(Date:6/25/2016)... , ... June 25, 2016 , ... As a lifelong ... Cum Laude and his M.D from the David Geffen School of Medicine at UCLA. ... to Los Angeles to complete his fellowship in hematology/oncology at the UCLA-Olive View-Cedars Sinai ...
(Date:6/24/2016)... (PRWEB) , ... June 24, 2016 , ... A recent ... that most people are unfamiliar with. The article goes on to state that individuals ... also many of these less common operations such as calf and cheek reduction. The ...
Breaking Medicine News(10 mins):
(Date:6/23/2016)... June 23, 2016 Research and ... Excipients Market by Type (Organic Chemical (Sugar, Petrochemical, Glycerin), ... Topical, Coating, Parenteral) - Global Forecast to 2021" ... The global pharmaceutical excipients market is projected ... CAGR of 6.1% in the forecast period 2016 to ...
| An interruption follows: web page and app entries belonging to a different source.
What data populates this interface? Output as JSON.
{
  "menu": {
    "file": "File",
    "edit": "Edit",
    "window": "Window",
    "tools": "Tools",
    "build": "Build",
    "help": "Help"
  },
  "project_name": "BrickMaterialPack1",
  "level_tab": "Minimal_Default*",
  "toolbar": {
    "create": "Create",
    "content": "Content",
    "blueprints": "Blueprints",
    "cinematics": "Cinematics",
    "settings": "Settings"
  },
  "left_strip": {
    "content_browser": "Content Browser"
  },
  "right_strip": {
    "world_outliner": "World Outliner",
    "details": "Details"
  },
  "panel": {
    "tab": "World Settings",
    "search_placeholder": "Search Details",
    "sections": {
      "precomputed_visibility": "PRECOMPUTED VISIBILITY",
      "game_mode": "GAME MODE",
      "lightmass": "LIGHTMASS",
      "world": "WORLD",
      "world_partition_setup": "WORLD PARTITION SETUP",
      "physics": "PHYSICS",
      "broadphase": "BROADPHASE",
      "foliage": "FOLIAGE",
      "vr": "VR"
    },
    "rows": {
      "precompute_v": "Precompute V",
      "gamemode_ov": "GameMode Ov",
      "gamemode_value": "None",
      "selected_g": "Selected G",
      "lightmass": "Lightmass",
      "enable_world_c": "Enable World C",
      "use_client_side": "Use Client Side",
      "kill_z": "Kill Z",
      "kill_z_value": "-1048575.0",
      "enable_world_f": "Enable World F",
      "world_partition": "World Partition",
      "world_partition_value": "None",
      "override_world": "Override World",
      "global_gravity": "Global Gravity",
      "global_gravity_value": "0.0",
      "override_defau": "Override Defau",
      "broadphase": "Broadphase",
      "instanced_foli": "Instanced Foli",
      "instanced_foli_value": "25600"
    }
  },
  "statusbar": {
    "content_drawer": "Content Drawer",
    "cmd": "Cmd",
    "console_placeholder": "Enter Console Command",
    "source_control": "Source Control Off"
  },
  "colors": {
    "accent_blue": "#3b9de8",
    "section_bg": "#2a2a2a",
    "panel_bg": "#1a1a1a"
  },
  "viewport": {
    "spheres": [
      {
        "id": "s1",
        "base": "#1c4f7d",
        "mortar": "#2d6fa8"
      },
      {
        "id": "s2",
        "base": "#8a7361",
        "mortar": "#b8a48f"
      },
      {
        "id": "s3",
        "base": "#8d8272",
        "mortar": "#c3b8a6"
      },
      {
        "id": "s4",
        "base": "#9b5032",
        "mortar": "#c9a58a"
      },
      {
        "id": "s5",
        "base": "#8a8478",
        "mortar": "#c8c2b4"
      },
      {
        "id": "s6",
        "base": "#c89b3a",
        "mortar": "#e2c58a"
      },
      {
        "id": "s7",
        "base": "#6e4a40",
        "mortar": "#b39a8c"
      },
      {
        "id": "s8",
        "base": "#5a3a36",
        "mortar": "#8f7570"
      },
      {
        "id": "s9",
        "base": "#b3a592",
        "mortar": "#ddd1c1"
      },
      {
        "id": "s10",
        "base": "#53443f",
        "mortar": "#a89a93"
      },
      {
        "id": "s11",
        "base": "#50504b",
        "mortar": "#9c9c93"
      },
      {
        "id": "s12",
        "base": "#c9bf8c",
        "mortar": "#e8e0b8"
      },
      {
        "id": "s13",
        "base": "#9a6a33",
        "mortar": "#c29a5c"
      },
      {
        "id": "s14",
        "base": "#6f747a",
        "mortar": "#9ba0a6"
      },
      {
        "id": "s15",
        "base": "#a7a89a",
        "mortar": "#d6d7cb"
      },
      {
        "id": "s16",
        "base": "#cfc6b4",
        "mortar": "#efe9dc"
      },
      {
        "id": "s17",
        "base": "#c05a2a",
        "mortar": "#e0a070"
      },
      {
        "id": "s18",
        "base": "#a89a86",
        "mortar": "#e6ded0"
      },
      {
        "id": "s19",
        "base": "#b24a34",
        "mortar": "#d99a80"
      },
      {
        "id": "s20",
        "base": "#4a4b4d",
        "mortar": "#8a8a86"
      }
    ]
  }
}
(Date:6/23/2016)... 23, 2016 Roche (SIX: RO, ROG; OTCQX: ... its Elecsys BRAHMS PCT (procalcitonin) assay as a dedicated ... shock. With this clearance, Roche is the first IVD ... solution for sepsis risk assessment and management. ... and PCT levels in blood can aid clinicians in ...
(Date:6/23/2016)... ANGELES , June 23, 2016 ... CAPR ), a biotechnology company focused ... therapeutics, today announced that patient enrollment in its ... in Duchenne) has exceeded 50% of its 24-patient ... enrollment in the third quarter of 2016, and ...
Breaking Medicine Technology: